By Andrew Hamlin
Northwest Asian Weekly
If you’re wondering what a walking tour of the Chinatown/International District, theater arts, street performance, conceptual arts and snacks, can have in common … well, you probably aren’t alone. Seattle’s Asian American theater troupe, SIS Productions, answers this question in their new production, “Revealed: In Search Of Bruce Lee,” running through Halloween at Hing Hay Park.
“It’s not like what most people think of when they think of theater,” said playwright Kathy Hsieh. “It’s a walking tour, where people will encounter theatrical vignettes, each written by different Asian American playwrights inspired by actual events in Bruce Lee’s life or on his philosophy about life or his films or writings.”
The playwrights include Kathy Hsieh, Maggie Lee, May Nguyen, Roger Tang and Zheng Wang, with some material by Bruce Lee, who came to Seattle as a young man and attended the University of Washington before becoming world famous.
“They can expect to see something that integrates the unusual ‘theater space’,” said playwright May Nguyen.
“Without the artificiality of a theater with great lighting and a set, they’ll see something familiar become transformed into an experience they wouldn’t have had in that space or even noticed was a possibility.”
The troupe built the show through individual vignettes by the playwrights inspired by Lee, Nguyen said.
“From [Lee’s legacy of] kung fu fighting, they’ll see an art form born from the all-too-human battle we wage with each other.
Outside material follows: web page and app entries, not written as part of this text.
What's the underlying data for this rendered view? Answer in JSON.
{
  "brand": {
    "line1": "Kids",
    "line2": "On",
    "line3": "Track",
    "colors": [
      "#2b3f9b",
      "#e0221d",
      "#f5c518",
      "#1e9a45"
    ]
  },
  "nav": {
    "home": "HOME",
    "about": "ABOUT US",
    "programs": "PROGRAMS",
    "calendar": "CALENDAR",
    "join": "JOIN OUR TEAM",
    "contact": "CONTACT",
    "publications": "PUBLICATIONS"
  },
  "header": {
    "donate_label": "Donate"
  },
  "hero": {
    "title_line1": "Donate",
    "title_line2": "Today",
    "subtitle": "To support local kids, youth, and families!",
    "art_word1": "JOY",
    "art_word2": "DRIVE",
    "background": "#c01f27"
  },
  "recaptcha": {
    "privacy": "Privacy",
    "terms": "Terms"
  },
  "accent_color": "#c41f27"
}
That something so precise and disciplined can be put together from something so violent, visceral, and emotionally raw,” she said.
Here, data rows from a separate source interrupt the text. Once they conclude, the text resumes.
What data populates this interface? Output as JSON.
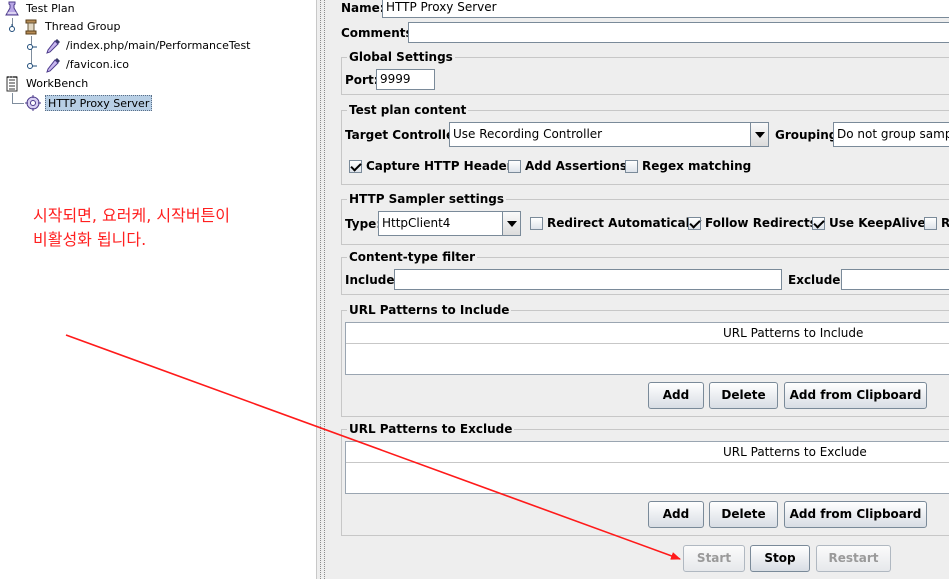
{
  "tree": {
    "items": [
      {
        "label": "Test Plan",
        "icon": "flask-icon"
      },
      {
        "label": "Thread Group",
        "icon": "spool-icon"
      },
      {
        "label": "/index.php/main/PerformanceTest",
        "icon": "pipette-icon"
      },
      {
        "label": "/favicon.ico",
        "icon": "pipette-icon"
      },
      {
        "label": "WorkBench",
        "icon": "notepad-icon"
      },
      {
        "label": "HTTP Proxy Server",
        "icon": "proxy-gear-icon"
      }
    ]
  },
  "form": {
    "name_label": "Name:",
    "name_value": "HTTP Proxy Server",
    "comments_label": "Comments:",
    "global": {
      "title": "Global Settings",
      "port_label": "Port:",
      "port_value": "9999"
    },
    "content": {
      "title": "Test plan content",
      "target_label": "Target Controller:",
      "target_value": "Use Recording Controller",
      "grouping_label": "Grouping:",
      "grouping_value": "Do not group sample",
      "capture_headers": {
        "label": "Capture HTTP Headers",
        "checked": true
      },
      "add_assertions": {
        "label": "Add Assertions",
        "checked": false
      },
      "regex_matching": {
        "label": "Regex matching",
        "checked": false
      }
    },
    "sampler": {
      "title": "HTTP Sampler settings",
      "type_label": "Type:",
      "type_value": "HttpClient4",
      "redirect_auto": {
        "label": "Redirect Automatically",
        "checked": false
      },
      "follow_redirects": {
        "label": "Follow Redirects",
        "checked": true
      },
      "keepalive": {
        "label": "Use KeepAlive",
        "checked": true
      },
      "cut_label": "R"
    },
    "filter": {
      "title": "Content-type filter",
      "include_label": "Include:",
      "exclude_label": "Exclude:"
    },
    "include_patterns": {
      "title": "URL Patterns to Include",
      "column": "URL Patterns to Include",
      "add": "Add",
      "delete": "Delete",
      "clipboard": "Add from Clipboard"
    },
    "exclude_patterns": {
      "title": "URL Patterns to Exclude",
      "column": "URL Patterns to Exclude",
      "add": "Add",
      "delete": "Delete",
      "clipboard": "Add from Clipboard"
    },
    "actions": {
      "start": "Start",
      "stop": "Stop",
      "restart": "Restart"
    }
  },
  "annotation": {
    "line1": "시작되면, 요러케, 시작버튼이",
    "line2": "비활성화 됩니다.",
    "color": "#ff2020"
  }
}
“There was a stronger concern of making sure we included as much as possible. From biographical stories to touching upon his philosophies to highlighting his martial arts style, we wanted to cover the gamut if we could,” she said.
Starting a piece dedicated to Bruce Lee’s legacy in an open public space, may seem odd, but Nguyen pointed out, “Art can happen anywhere.”
Hsieh said SIS productions was founded in 2000 to “create, develop and produce quality works that involve Asian American women, their themes, and Asian American issues.”
An early project of SIS was “Sex In Seattle,” an ongoing theatrical soap opera on love and other relationships amongst Asians here in town.
The four founding members of SIS, in 2000, were Hsieh, Moi (she uses only that name), Serin Ngai, and Amy Washke. But members have come and gone over the years.
Roger Tang, who produces (“with a little writing on the side”), went to Stanford with the Tony-Award-winning playwright David Henry Hwang, and helped put on one of Hwang’s early plays in the dorm they shared.
“Everyone will go away hopefully knowing more about the International District and Bruce Lee and have had fun along the way,” Hsieh said. (end)
Upcoming SIS productions will participate in Represent! A Multicultural Playwrights Festival at ACT on Nov. 12 with a Local Writers Showcase, and then on Nov. 13 presenting a reading of a new play called “The Tiger Among Us,” by award-winning playwright Lauren Yee. The troupe will also present Insatiable! Seattle’s 8th Annual Asian American Playwrights Festival.
“Revealed: In Search Of Bruce Lee,” plays 10/12 & 10/19 starting at Hing Hay Park, 423 Maynard Ave South in Seattle’s Chinatown/International District. Admission is free. For more information, visit http://www.artscrush.org/search/results/keyword/1/events/none/up/Revealed, email email@example.com, or call 206.323.9443.
Andrew Hamlin can be reached at firstname.lastname@example.org.